### Page and application data records
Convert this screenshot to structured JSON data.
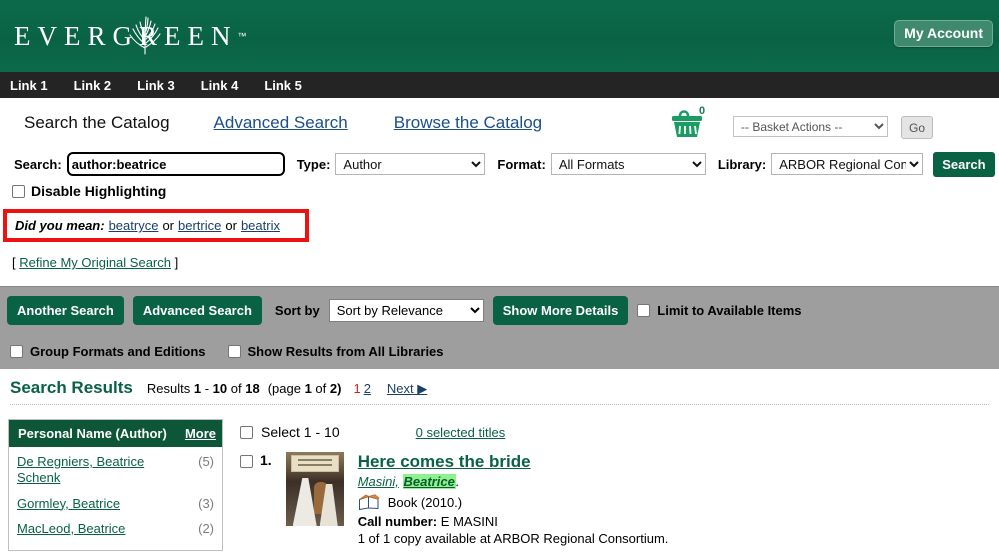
{
  "brand": {
    "logo_text": "EVERGREEN",
    "logo_tm": "™",
    "my_account_label": "My Account"
  },
  "linkbar": {
    "items": [
      {
        "label": "Link 1"
      },
      {
        "label": "Link 2"
      },
      {
        "label": "Link 3"
      },
      {
        "label": "Link 4"
      },
      {
        "label": "Link 5"
      }
    ]
  },
  "catalog_bar": {
    "search_catalog_label": "Search the Catalog",
    "advanced_search_label": "Advanced Search",
    "browse_catalog_label": "Browse the Catalog",
    "basket_count": "0",
    "basket_actions_value": "-- Basket Actions --",
    "go_label": "Go"
  },
  "search_form": {
    "search_label": "Search:",
    "search_value": "author:beatrice",
    "type_label": "Type:",
    "type_value": "Author",
    "format_label": "Format:",
    "format_value": "All Formats",
    "library_label": "Library:",
    "library_value": "ARBOR Regional Consortium",
    "search_button_label": "Search",
    "disable_highlighting_label": "Disable Highlighting"
  },
  "did_you_mean": {
    "label": "Did you mean:",
    "suggestions": [
      {
        "term": "beatryce"
      },
      {
        "term": "bertrice"
      },
      {
        "term": "beatrix"
      }
    ],
    "separator": "or",
    "highlight_color": "#ee1111"
  },
  "refine": {
    "open_bracket": "[",
    "link_label": "Refine My Original Search",
    "close_bracket": "]"
  },
  "toolbar": {
    "another_search_label": "Another Search",
    "advanced_search_label": "Advanced Search",
    "sort_by_label": "Sort by",
    "sort_value": "Sort by Relevance",
    "show_more_details_label": "Show More Details",
    "limit_available_label": "Limit to Available Items",
    "group_formats_label": "Group Formats and Editions",
    "show_all_libraries_label": "Show Results from All Libraries"
  },
  "results_header": {
    "title": "Search Results",
    "results_word": "Results",
    "range_start": "1",
    "range_dash": "-",
    "range_end": "10",
    "of_word": "of",
    "total": "18",
    "page_open": "(page",
    "page_current": "1",
    "page_of": "of",
    "page_total": "2)",
    "page_link_current": "1",
    "page_link_other": "2",
    "next_label": "Next ▶"
  },
  "facets": {
    "title": "Personal Name (Author)",
    "more_label": "More",
    "items": [
      {
        "label": "De Regniers, Beatrice Schenk",
        "count": "(5)"
      },
      {
        "label": "Gormley, Beatrice",
        "count": "(3)"
      },
      {
        "label": "MacLeod, Beatrice",
        "count": "(2)"
      }
    ]
  },
  "results_list": {
    "select_all_label": "Select 1 - 10",
    "selected_titles_label": "0 selected titles",
    "items": [
      {
        "number": "1.",
        "title": "Here comes the bride",
        "author_prefix": "Masini,",
        "author_highlight": "Beatrice",
        "author_suffix": ".",
        "format": "Book (2010.)",
        "call_number_label": "Call number:",
        "call_number": "E MASINI",
        "availability": "1 of 1 copy available at ARBOR Regional Consortium."
      }
    ]
  },
  "colors": {
    "brand_green": "#0a6245",
    "dark_green": "#0d5638",
    "link_blue": "#1a3f6e",
    "nav_dark": "#242424",
    "toolbar_gray": "#9e9e9e",
    "annotation_red": "#ee1111",
    "highlight_green": "#8ef08e",
    "page_current_red": "#d61c1c"
  }
}
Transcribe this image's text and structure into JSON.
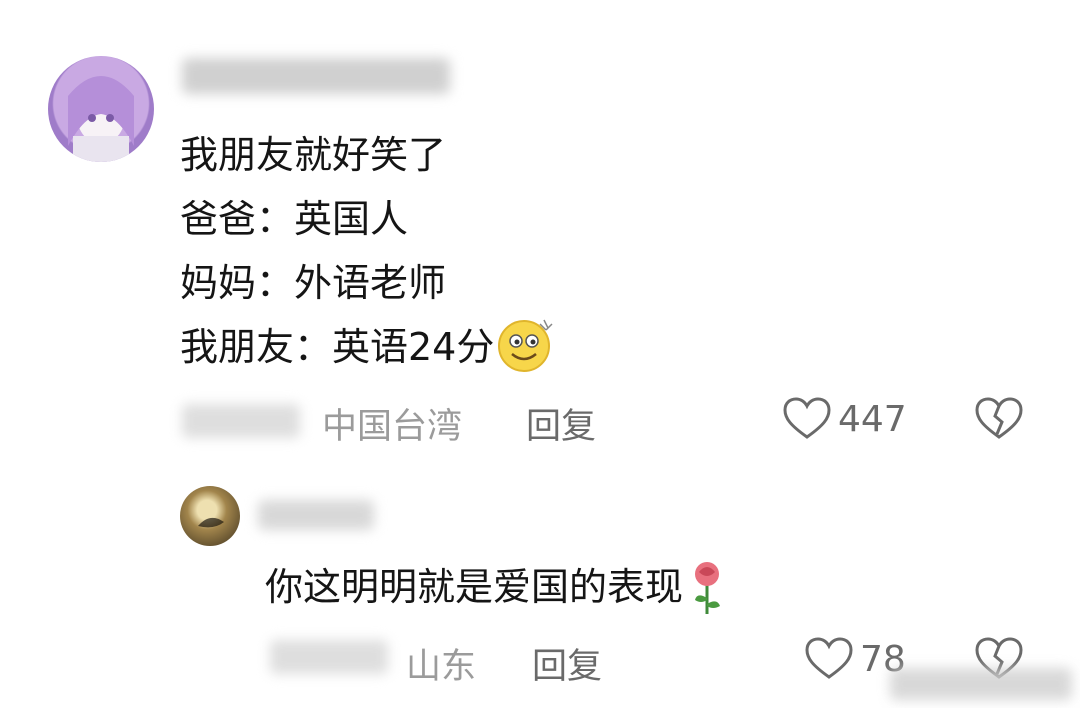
{
  "comment": {
    "lines": [
      "我朋友就好笑了",
      "爸爸：英国人",
      "妈妈：外语老师",
      "我朋友：英语24分"
    ],
    "emoji": "smirk-emoji",
    "location": "中国台湾",
    "reply_label": "回复",
    "like_count": "447"
  },
  "reply": {
    "text": "你这明明就是爱国的表现",
    "emoji": "rose-emoji",
    "location": "山东",
    "reply_label": "回复",
    "like_count": "78"
  },
  "colors": {
    "meta": "#9b9b9b",
    "text": "#151515",
    "icon": "#6a6a6a"
  }
}
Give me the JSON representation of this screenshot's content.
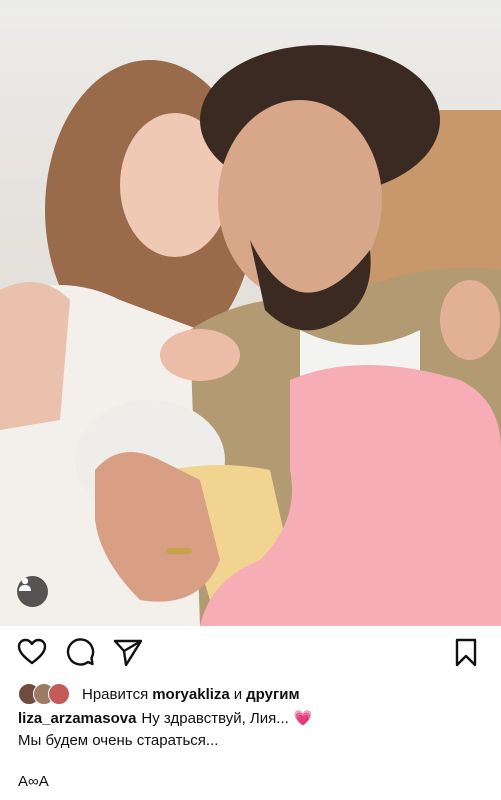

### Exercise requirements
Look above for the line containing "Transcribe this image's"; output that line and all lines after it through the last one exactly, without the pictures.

### Solution for this exercise
Transcribe this image's text and structure into JSON.
{
  "comment": {
    "lines": [
      "我朋友就好笑了",
      "爸爸：英国人",
      "妈妈：外语老师",
      "我朋友：英语24分"
    ],
    "emoji": "smirk-emoji",
    "location": "中国台湾",
    "reply_label": "回复",
    "like_count": "447"
  },
  "reply": {
    "text": "你这明明就是爱国的表现",
    "emoji": "rose-emoji",
    "location": "山东",
    "reply_label": "回复",
    "like_count": "78"
  },
  "colors": {
    "meta": "#9b9b9b",
    "text": "#151515",
    "icon": "#6a6a6a"
  }
}
Give me the JSON representation of this screenshot's content.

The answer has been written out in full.